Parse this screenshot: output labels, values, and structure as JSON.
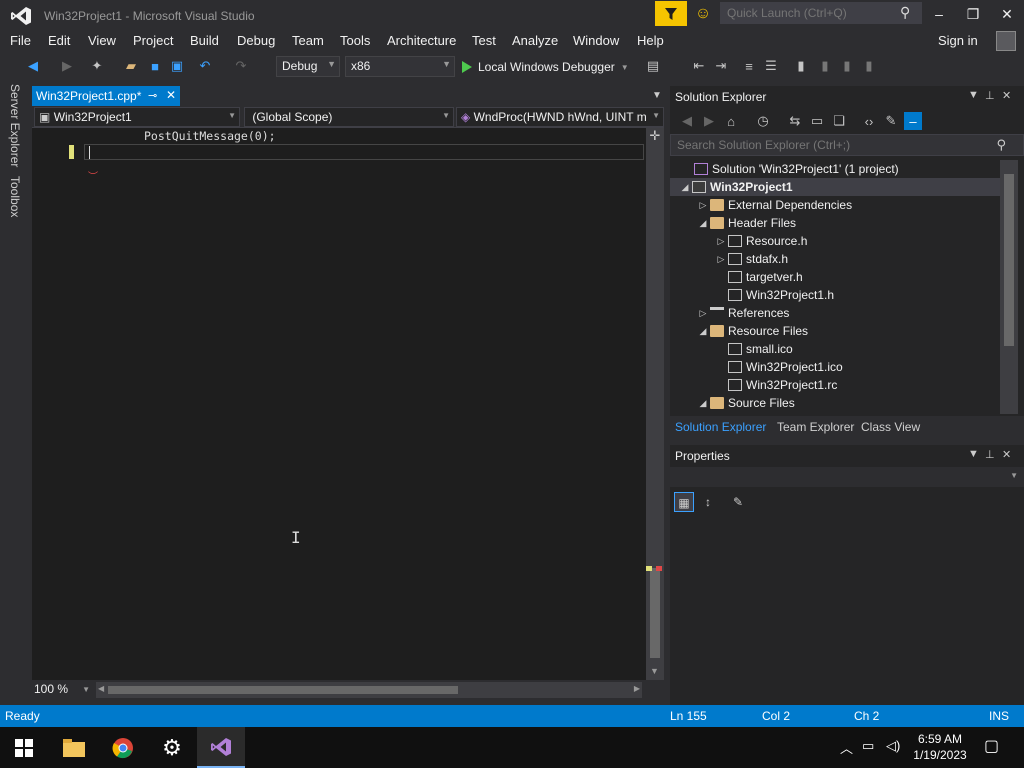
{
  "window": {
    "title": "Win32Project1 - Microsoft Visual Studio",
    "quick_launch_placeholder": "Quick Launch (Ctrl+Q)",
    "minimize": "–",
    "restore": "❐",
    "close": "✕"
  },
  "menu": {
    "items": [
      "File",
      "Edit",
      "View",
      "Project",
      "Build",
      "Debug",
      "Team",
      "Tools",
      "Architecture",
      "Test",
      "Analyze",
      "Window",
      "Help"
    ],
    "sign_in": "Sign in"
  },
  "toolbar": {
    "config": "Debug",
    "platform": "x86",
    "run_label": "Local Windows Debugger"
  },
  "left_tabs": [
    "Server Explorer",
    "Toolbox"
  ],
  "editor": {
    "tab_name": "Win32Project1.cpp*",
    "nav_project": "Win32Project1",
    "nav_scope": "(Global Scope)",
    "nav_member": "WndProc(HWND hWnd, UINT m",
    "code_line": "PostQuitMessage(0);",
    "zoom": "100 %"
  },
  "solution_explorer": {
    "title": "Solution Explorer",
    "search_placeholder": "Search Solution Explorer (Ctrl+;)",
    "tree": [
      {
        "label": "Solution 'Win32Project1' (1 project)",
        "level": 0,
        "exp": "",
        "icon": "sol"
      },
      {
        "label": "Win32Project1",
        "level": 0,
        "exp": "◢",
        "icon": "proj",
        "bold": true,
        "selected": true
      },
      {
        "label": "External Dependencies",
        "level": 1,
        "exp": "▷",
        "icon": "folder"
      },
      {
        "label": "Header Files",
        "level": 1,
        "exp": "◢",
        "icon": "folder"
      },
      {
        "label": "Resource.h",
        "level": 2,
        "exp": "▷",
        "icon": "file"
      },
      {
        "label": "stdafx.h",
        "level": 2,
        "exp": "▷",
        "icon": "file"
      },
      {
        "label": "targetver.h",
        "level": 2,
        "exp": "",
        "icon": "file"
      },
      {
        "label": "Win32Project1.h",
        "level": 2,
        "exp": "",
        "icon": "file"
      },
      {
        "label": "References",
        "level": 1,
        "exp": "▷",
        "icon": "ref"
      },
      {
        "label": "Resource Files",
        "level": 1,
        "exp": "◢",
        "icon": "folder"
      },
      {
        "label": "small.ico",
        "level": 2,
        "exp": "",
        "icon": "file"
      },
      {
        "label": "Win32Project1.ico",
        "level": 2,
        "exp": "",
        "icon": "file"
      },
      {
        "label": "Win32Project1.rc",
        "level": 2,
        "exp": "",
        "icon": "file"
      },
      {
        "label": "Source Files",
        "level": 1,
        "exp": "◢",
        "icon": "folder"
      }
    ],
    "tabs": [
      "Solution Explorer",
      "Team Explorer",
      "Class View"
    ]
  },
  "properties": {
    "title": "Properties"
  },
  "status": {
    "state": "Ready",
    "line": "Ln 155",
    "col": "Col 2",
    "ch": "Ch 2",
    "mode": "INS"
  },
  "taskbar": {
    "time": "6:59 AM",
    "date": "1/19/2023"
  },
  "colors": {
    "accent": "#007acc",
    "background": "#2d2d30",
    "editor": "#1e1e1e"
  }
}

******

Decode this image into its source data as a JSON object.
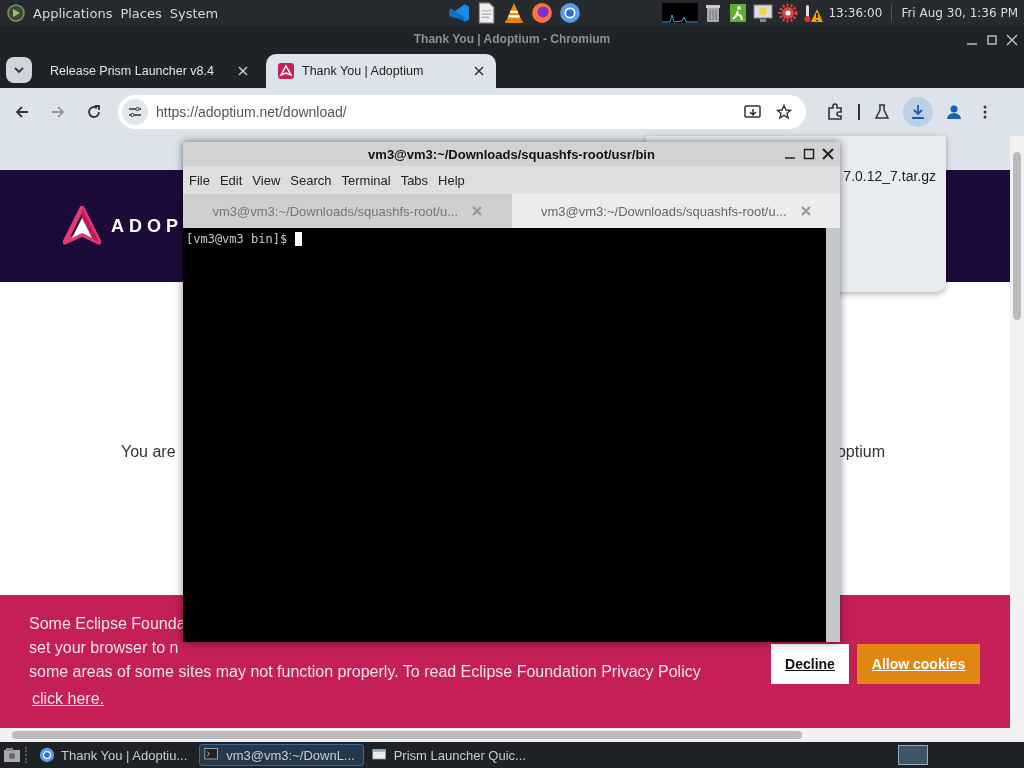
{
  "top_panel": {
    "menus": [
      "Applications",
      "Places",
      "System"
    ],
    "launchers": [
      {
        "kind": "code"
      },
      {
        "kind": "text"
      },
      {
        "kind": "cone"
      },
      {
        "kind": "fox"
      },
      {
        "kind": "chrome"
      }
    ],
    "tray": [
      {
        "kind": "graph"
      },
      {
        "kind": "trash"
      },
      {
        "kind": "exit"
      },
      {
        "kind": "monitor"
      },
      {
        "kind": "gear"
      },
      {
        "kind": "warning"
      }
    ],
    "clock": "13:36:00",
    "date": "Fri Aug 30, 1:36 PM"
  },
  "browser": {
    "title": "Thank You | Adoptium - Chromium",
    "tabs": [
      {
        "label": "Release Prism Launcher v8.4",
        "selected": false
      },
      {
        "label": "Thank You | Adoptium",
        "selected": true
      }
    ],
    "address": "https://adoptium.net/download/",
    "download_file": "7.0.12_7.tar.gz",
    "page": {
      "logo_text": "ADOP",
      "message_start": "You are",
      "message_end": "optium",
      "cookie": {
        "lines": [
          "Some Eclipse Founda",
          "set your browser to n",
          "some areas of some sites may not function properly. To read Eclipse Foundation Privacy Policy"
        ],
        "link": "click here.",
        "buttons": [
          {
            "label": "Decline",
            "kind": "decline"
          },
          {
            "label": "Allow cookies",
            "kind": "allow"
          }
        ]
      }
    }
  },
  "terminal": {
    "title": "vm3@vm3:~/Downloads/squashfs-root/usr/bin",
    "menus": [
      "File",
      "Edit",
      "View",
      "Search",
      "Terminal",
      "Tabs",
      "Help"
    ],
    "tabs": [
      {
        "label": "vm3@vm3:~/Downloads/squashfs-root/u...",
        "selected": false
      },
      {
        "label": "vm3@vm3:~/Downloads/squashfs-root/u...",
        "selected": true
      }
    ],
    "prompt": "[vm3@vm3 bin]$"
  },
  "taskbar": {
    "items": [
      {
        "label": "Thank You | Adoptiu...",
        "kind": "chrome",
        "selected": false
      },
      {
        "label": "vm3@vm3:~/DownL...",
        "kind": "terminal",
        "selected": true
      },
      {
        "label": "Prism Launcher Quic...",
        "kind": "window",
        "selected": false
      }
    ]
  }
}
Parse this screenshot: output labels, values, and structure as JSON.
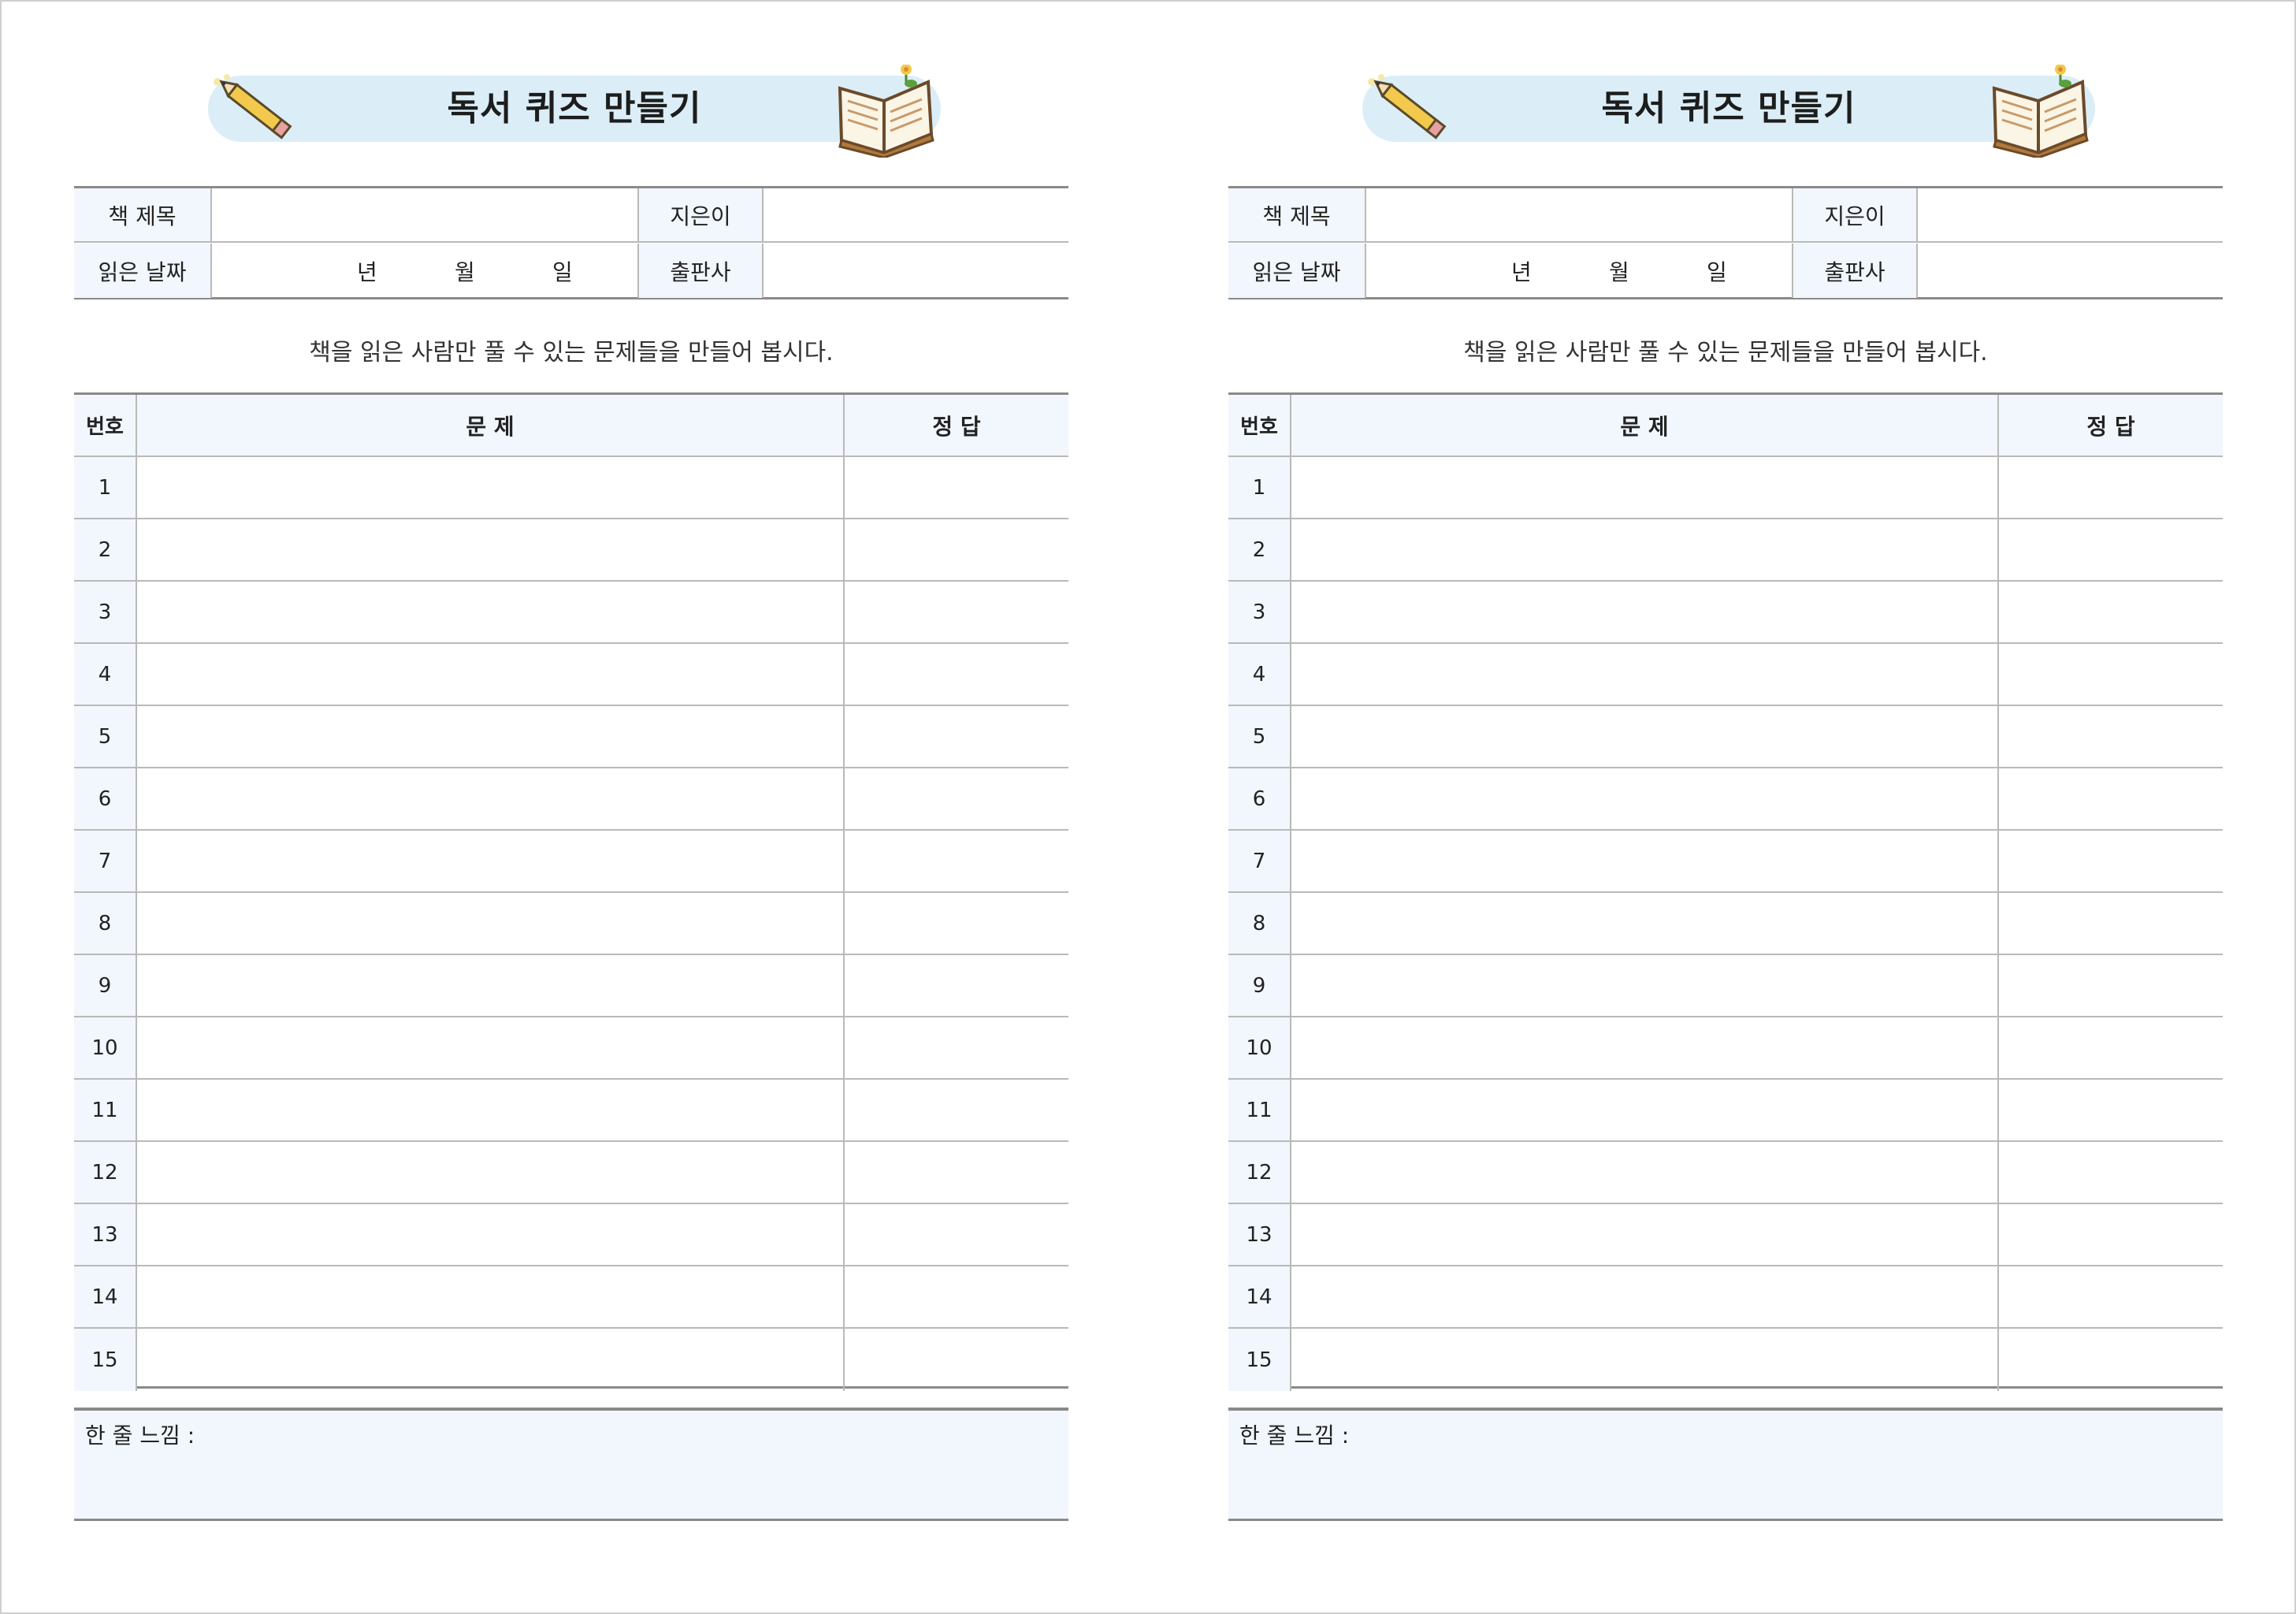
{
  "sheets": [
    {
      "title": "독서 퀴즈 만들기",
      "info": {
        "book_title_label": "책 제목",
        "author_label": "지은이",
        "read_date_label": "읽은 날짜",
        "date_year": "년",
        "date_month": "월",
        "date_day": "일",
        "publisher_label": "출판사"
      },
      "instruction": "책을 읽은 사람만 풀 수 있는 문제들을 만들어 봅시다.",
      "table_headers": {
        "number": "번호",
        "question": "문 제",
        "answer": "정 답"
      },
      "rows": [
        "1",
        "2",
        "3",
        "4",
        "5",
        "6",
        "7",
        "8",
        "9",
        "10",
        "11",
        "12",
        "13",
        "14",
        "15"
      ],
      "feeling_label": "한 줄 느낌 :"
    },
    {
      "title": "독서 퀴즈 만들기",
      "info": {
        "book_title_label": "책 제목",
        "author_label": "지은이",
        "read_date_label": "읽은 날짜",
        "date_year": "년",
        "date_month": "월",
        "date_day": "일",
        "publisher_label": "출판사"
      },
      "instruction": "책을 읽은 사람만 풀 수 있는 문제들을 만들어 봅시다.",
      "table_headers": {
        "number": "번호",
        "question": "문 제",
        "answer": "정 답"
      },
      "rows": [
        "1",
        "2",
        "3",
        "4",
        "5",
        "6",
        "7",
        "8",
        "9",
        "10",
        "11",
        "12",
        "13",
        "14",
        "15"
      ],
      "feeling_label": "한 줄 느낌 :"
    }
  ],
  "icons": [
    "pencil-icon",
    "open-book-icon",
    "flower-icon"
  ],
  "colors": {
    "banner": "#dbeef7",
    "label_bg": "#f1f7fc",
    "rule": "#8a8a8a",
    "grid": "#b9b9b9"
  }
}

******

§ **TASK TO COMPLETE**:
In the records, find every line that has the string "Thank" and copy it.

§ **SOLUTION BELOW**:
    "title": "Thank You | Adoptium - Chromium",
        "label": "Thank You | Adoptium",
        "label": "Thank You | Adoptiu...",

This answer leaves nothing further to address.